Technology has come a long way since 1945. Today we have drones and GPS. During World War II, pilots had Morse code and manually operated control panels. But you can step back into that era with Wings Over the Rockies Air & Space Museum's B-17 Day .
The Boeing B-17 "Flying Fortress" (pictured, left) is a World War II bomber that ran missions in Europe. At the time, the planes were among the United States' most advanced and modern aircraft. Of the more than 12,000 B-17s that were manufactured, less than 100 still exist and only about a dozen can still fly. The planes, though heavy-duty and robust from the outside, have tight quarters within. Walk through the main area—the seats still have old-school, snap-in seatbelts—and you'll enter a small space where the radio operator (just one member of the 10-person crew) would transmit information via Morse code (pictured, below).
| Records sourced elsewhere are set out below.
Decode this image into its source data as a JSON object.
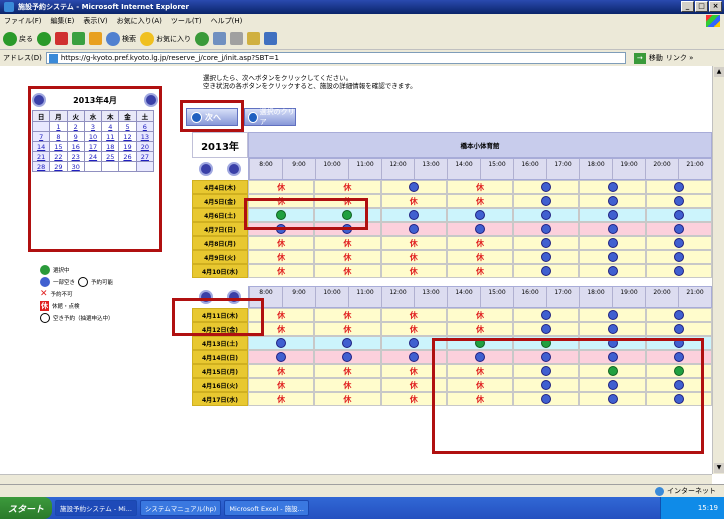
{
  "window": {
    "title": "施設予約システム - Microsoft Internet Explorer",
    "controls": [
      "_",
      "□",
      "×"
    ]
  },
  "menu": [
    "ファイル(F)",
    "編集(E)",
    "表示(V)",
    "お気に入り(A)",
    "ツール(T)",
    "ヘルプ(H)"
  ],
  "toolbar": {
    "back": "戻る",
    "search": "検索",
    "favorites": "お気に入り"
  },
  "address": {
    "label": "アドレス(D)",
    "url": "https://g-kyoto.pref.kyoto.lg.jp/reserve_j/core_j/init.asp?SBT=1",
    "go": "移動",
    "links": "リンク »"
  },
  "instructions": [
    "選択したら、次へボタンをクリックしてください。",
    "空き状況の各ボタンをクリックすると、施設の詳細情報を確認できます。"
  ],
  "calendar": {
    "title": "2013年4月",
    "weekdays": [
      "日",
      "月",
      "火",
      "水",
      "木",
      "金",
      "土"
    ],
    "weeks": [
      [
        "",
        "1",
        "2",
        "3",
        "4",
        "5",
        "6"
      ],
      [
        "7",
        "8",
        "9",
        "10",
        "11",
        "12",
        "13"
      ],
      [
        "14",
        "15",
        "16",
        "17",
        "18",
        "19",
        "20"
      ],
      [
        "21",
        "22",
        "23",
        "24",
        "25",
        "26",
        "27"
      ],
      [
        "28",
        "29",
        "30",
        "",
        "",
        "",
        ""
      ]
    ]
  },
  "legend": {
    "selected": "選択中",
    "partial": "一部空き",
    "available": "予約可能",
    "unavailable": "予約不可",
    "closed": "休館・点検",
    "lottery": "空き予約（抽選申込中）"
  },
  "buttons": {
    "next": "次へ",
    "clear": "選択のクリア"
  },
  "grid": {
    "year": "2013年",
    "facility": "橋本小体育館",
    "times": [
      "8:00",
      "9:00",
      "10:00",
      "11:00",
      "12:00",
      "13:00",
      "14:00",
      "15:00",
      "16:00",
      "17:00",
      "18:00",
      "19:00",
      "20:00",
      "21:00"
    ],
    "closed_label": "休",
    "week1": [
      {
        "date": "4月4日(木)",
        "bg": "y",
        "cells": [
          "kyu",
          "kyu",
          "blue",
          "kyu",
          "blue",
          "blue",
          "blue"
        ]
      },
      {
        "date": "4月5日(金)",
        "bg": "y",
        "cells": [
          "kyu",
          "kyu",
          "kyu",
          "kyu",
          "blue",
          "blue",
          "blue"
        ]
      },
      {
        "date": "4月6日(土)",
        "bg": "b",
        "cells": [
          "green",
          "green",
          "blue",
          "blue",
          "blue",
          "blue",
          "blue"
        ]
      },
      {
        "date": "4月7日(日)",
        "bg": "p",
        "cells": [
          "blue",
          "blue",
          "blue",
          "blue",
          "blue",
          "blue",
          "blue"
        ]
      },
      {
        "date": "4月8日(月)",
        "bg": "y",
        "cells": [
          "kyu",
          "kyu",
          "kyu",
          "kyu",
          "blue",
          "blue",
          "blue"
        ]
      },
      {
        "date": "4月9日(火)",
        "bg": "y",
        "cells": [
          "kyu",
          "kyu",
          "kyu",
          "kyu",
          "blue",
          "blue",
          "blue"
        ]
      },
      {
        "date": "4月10日(水)",
        "bg": "y",
        "cells": [
          "kyu",
          "kyu",
          "kyu",
          "kyu",
          "blue",
          "blue",
          "blue"
        ]
      }
    ],
    "week2": [
      {
        "date": "4月11日(木)",
        "bg": "y",
        "cells": [
          "kyu",
          "kyu",
          "kyu",
          "kyu",
          "blue",
          "blue",
          "blue"
        ]
      },
      {
        "date": "4月12日(金)",
        "bg": "y",
        "cells": [
          "kyu",
          "kyu",
          "kyu",
          "kyu",
          "blue",
          "blue",
          "blue"
        ]
      },
      {
        "date": "4月13日(土)",
        "bg": "b",
        "cells": [
          "blue",
          "blue",
          "blue",
          "green",
          "green",
          "blue",
          "blue"
        ]
      },
      {
        "date": "4月14日(日)",
        "bg": "p",
        "cells": [
          "blue",
          "blue",
          "blue",
          "blue",
          "blue",
          "blue",
          "blue"
        ]
      },
      {
        "date": "4月15日(月)",
        "bg": "y",
        "cells": [
          "kyu",
          "kyu",
          "kyu",
          "kyu",
          "blue",
          "green",
          "green"
        ]
      },
      {
        "date": "4月16日(火)",
        "bg": "y",
        "cells": [
          "kyu",
          "kyu",
          "kyu",
          "kyu",
          "blue",
          "blue",
          "blue"
        ]
      },
      {
        "date": "4月17日(水)",
        "bg": "y",
        "cells": [
          "kyu",
          "kyu",
          "kyu",
          "kyu",
          "blue",
          "blue",
          "blue"
        ]
      }
    ]
  },
  "status": {
    "zone": "インターネット"
  },
  "taskbar": {
    "start": "スタート",
    "tasks": [
      "施設予約システム - Mi...",
      "システムマニュアル(hp)",
      "Microsoft Excel - 施設..."
    ],
    "clock": "15:19"
  }
}
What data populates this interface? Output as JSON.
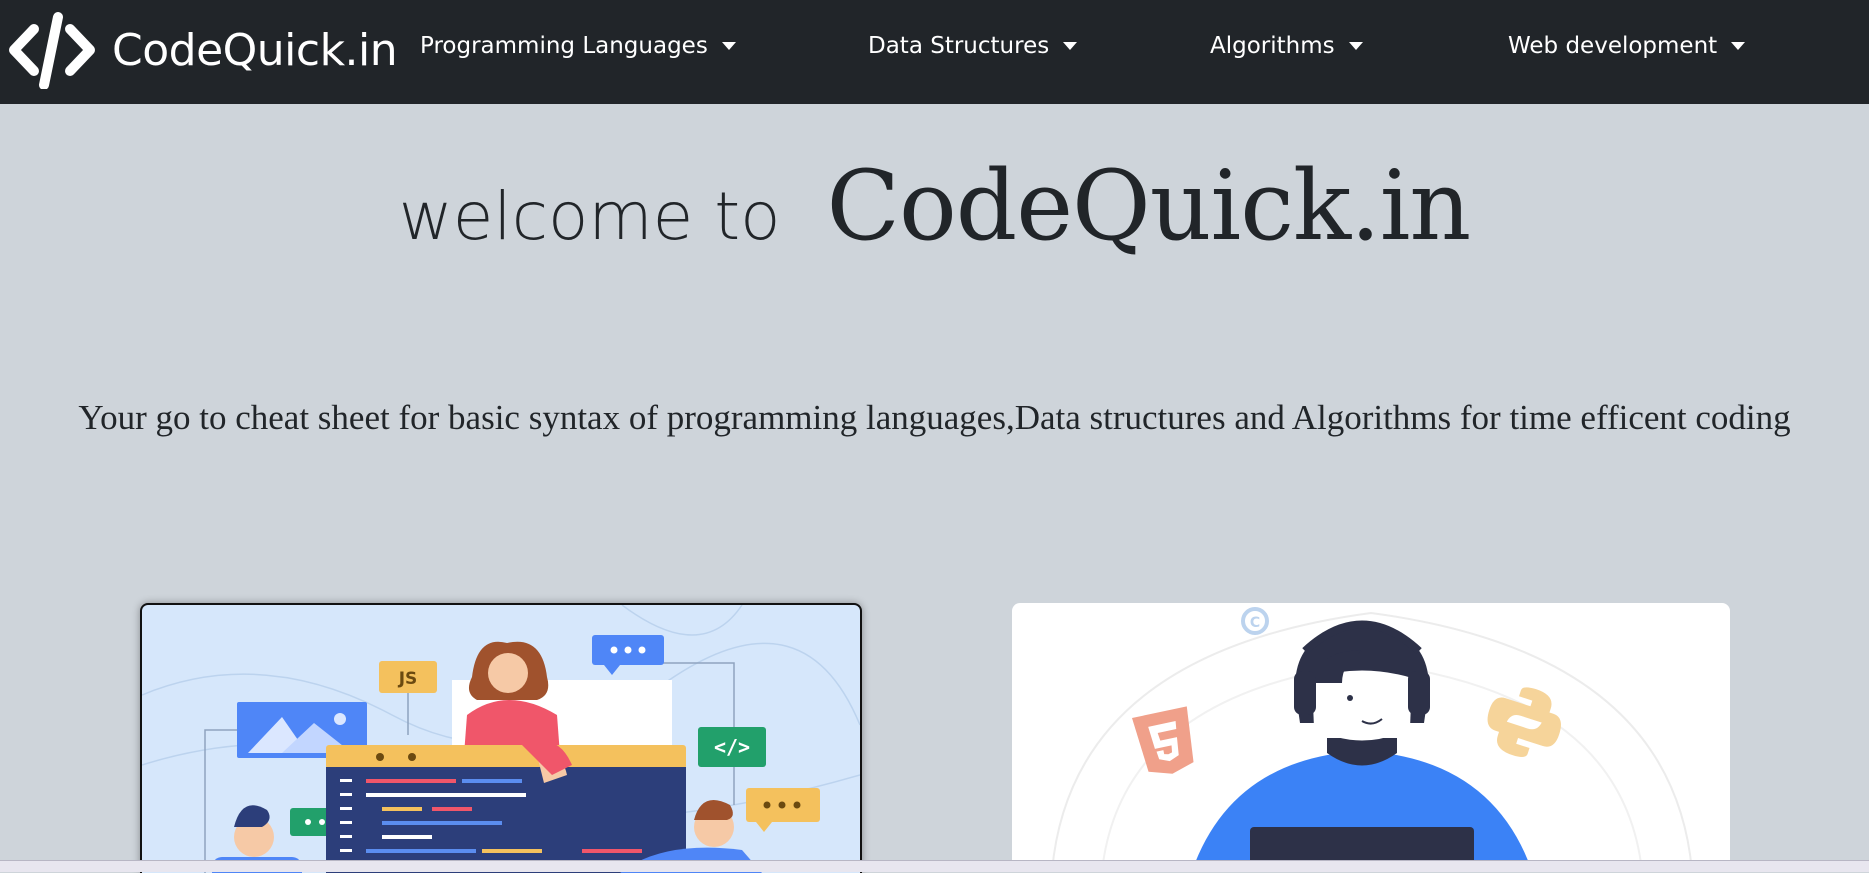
{
  "navbar": {
    "brand": "CodeQuick.in",
    "items": [
      {
        "label": "Programming Languages"
      },
      {
        "label": "Data Structures"
      },
      {
        "label": "Algorithms"
      },
      {
        "label": "Web development"
      }
    ]
  },
  "hero": {
    "welcome": "welcome to",
    "brand": "CodeQuick.in",
    "tagline": "Your go to cheat sheet for basic syntax of programming languages,Data structures and Algorithms for time efficent coding"
  },
  "cards": {
    "left": {
      "badge_js": "JS",
      "badge_code": "</>"
    },
    "right": {
      "badge_c": "C"
    }
  },
  "colors": {
    "navbar": "#212529",
    "page_bg": "#ced4da",
    "accent_blue": "#3b82f6",
    "accent_green": "#22a06b",
    "accent_yellow": "#f4c15d"
  }
}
One of the most important parts of the plane is the bomb holding area. Bombardiers sat at the front of the plane (pictured, top) and could decide when and which bombs dropped. While the pilot—sitting in an area between the nose and the bomb holding area—was in charge for most of the flight, the bombardier would take control of the plane from the nose when the crew approached a target in order to get the best shot.
Now's your chance to get firsthand experience with the Flying Fortress : The bomber will be at Centennial Airport until June 10. Tickets are available to fly in the planes ($449) and for a ground tour of the B-17 ($10). Also: June 9's WWII-era Hangar Dance features dancing, live music, food and drinks, and tours of the B-17. (Get tickets .) —Daliah Singer